_INSTRUCTIONS TO FOLLOW_
Show every line of the data that contains the string "JSON".

-=-=-=-=-

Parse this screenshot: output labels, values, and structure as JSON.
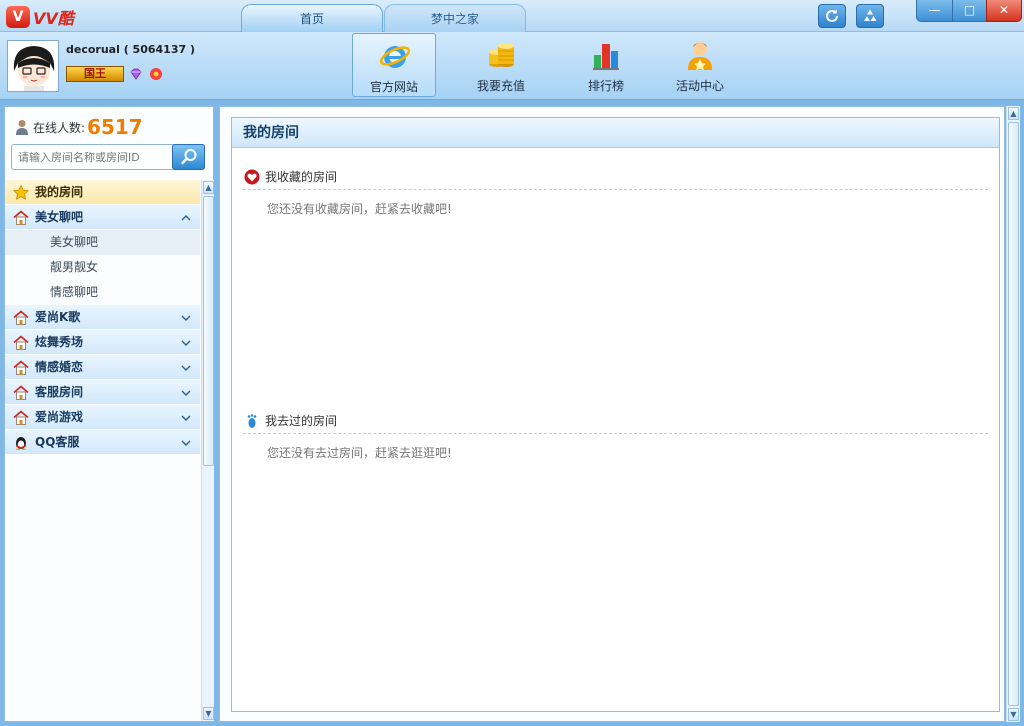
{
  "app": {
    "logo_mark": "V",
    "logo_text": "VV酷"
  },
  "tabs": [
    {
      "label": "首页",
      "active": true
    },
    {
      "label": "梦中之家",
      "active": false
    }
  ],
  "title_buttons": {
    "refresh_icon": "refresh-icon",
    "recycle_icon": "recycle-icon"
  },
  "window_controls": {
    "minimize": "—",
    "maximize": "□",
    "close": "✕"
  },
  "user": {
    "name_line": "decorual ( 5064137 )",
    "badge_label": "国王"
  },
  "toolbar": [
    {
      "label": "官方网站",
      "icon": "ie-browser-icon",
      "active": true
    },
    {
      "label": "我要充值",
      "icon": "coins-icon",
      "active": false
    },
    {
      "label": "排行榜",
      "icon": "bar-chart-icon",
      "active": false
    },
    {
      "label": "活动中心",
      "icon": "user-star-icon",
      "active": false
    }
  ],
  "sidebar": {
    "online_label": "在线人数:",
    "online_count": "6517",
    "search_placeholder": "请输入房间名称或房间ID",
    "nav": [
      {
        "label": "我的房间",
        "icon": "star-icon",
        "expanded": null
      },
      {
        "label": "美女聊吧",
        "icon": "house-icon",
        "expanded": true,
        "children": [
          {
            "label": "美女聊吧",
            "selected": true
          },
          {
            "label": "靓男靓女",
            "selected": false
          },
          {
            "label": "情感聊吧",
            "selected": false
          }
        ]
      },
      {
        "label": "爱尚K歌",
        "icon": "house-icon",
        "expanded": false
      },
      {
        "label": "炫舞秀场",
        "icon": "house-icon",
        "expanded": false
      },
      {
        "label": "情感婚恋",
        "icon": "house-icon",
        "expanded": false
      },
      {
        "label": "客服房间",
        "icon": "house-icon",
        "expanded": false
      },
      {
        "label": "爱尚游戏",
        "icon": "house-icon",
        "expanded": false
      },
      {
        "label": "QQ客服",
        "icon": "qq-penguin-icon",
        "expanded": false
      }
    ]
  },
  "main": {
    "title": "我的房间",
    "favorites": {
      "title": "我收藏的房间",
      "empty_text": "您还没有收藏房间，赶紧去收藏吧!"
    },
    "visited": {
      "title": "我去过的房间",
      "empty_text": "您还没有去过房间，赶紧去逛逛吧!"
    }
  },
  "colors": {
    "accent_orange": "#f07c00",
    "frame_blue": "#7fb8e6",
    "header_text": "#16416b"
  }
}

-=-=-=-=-

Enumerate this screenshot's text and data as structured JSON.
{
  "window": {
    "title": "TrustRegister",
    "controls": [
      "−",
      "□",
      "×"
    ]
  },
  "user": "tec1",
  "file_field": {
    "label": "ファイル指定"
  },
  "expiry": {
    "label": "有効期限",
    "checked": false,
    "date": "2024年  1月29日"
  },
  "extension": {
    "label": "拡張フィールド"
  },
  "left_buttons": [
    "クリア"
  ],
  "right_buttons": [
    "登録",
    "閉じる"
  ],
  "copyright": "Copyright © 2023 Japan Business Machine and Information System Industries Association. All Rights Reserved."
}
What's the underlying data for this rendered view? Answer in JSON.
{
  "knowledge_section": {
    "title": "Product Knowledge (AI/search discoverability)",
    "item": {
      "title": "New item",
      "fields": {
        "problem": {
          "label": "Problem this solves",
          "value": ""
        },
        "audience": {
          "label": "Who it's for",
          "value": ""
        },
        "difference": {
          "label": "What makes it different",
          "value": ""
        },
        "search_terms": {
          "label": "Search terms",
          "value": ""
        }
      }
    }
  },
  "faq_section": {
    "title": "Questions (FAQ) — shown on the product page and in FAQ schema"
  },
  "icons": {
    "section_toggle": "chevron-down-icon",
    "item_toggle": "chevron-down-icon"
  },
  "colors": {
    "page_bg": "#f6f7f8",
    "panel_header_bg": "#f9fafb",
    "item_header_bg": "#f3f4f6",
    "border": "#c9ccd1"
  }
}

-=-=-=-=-

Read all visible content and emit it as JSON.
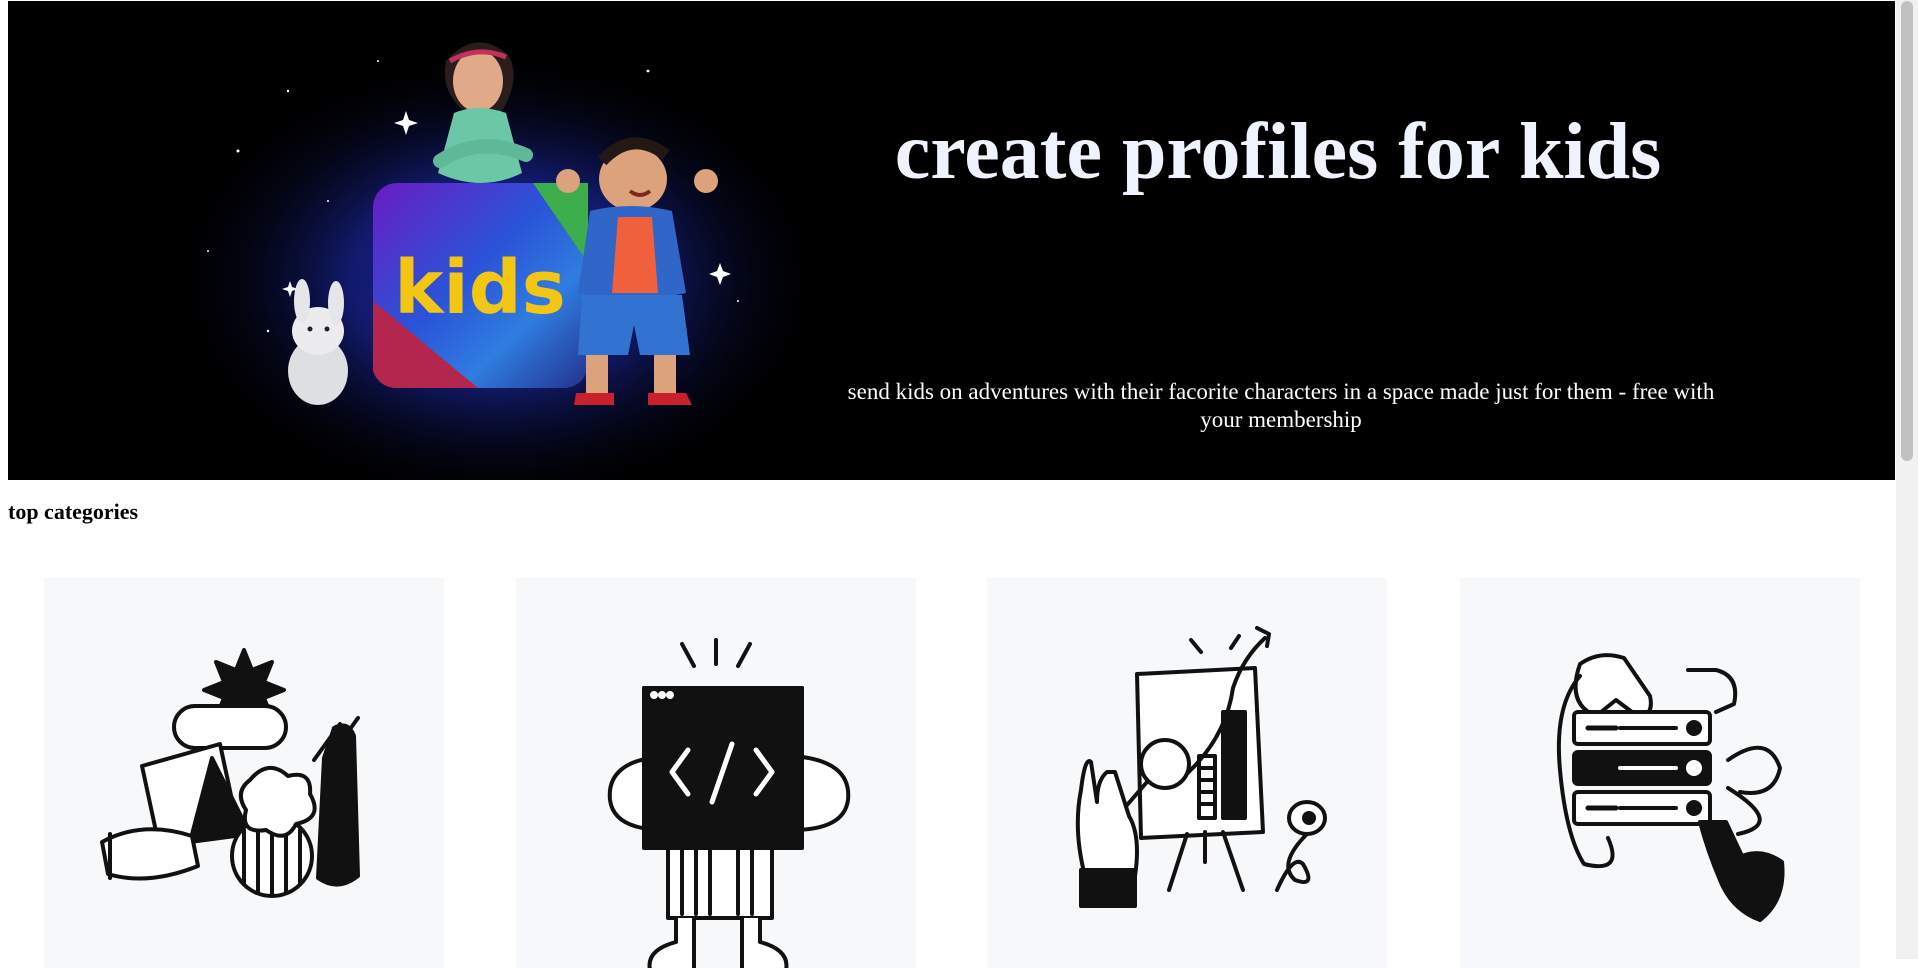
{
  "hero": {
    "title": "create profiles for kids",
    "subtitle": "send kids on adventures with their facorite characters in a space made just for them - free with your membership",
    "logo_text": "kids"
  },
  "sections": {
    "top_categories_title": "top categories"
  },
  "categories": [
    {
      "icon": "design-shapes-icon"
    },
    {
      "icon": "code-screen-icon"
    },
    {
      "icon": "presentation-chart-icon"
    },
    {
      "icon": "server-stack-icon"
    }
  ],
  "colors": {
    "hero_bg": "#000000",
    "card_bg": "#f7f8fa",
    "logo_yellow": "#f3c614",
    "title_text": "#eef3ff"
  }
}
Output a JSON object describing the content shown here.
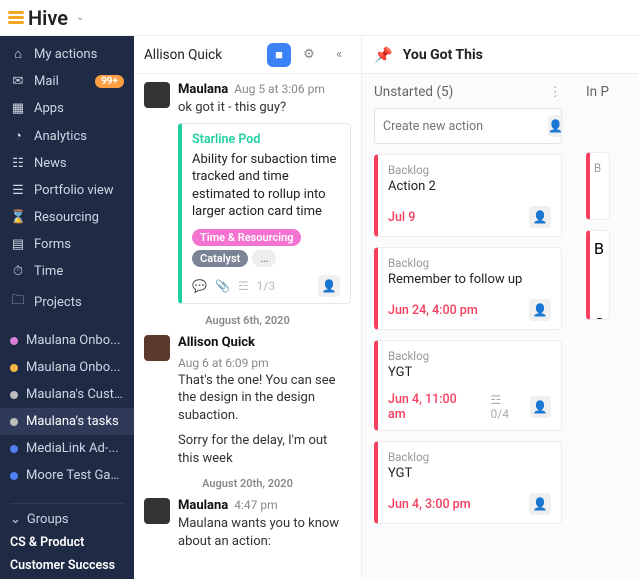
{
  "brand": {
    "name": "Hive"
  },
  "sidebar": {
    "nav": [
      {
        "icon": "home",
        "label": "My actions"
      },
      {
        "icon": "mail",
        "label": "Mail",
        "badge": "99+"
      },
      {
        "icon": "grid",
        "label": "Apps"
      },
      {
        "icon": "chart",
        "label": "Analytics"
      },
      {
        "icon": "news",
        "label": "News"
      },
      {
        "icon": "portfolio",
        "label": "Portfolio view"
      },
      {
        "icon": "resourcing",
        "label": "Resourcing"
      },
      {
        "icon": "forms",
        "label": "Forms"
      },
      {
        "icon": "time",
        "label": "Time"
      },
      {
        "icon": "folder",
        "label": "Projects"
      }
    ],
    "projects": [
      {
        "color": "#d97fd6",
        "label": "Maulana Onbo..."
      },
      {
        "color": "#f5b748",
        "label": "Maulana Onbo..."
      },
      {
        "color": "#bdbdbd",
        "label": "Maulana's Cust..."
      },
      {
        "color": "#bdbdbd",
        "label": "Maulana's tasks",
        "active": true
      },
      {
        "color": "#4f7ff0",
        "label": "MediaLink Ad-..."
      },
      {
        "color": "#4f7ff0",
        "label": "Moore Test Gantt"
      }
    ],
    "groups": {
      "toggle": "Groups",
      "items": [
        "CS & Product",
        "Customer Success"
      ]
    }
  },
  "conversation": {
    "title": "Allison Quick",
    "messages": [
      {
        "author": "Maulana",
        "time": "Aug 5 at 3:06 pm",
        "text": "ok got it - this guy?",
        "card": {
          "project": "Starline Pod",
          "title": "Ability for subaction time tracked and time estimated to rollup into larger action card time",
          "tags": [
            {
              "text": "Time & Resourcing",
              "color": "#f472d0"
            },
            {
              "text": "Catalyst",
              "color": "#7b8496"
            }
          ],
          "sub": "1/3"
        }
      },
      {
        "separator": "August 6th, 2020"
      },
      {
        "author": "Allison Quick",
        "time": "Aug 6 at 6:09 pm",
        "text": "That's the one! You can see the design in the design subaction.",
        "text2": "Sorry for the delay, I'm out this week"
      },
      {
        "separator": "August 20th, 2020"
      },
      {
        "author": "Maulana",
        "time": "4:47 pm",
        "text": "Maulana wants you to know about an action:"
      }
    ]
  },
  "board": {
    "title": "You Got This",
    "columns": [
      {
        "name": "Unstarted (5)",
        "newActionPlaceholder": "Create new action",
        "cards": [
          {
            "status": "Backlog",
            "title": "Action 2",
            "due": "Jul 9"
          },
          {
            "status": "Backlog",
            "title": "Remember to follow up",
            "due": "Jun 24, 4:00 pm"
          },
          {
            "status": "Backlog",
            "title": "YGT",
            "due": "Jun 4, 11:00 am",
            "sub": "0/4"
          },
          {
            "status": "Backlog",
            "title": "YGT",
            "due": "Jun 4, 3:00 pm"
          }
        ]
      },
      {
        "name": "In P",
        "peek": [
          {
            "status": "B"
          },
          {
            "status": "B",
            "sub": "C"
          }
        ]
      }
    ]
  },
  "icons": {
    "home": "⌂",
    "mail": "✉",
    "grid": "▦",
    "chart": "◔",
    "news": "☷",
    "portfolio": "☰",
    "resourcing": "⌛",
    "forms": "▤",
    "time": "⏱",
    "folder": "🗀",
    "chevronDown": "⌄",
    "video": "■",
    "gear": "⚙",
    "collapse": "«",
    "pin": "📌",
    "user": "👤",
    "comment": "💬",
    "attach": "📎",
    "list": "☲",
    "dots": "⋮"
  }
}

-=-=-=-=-

_COMPLETED TASK_
Parse this screenshot: output labels, values, and structure as JSON.
Enumerate this screenshot's text and data as structured JSON.
What's the underlying data for this rendered view? Answer in JSON.
Read all visible content and emit it as JSON.
Output a JSON object describing the content shown here.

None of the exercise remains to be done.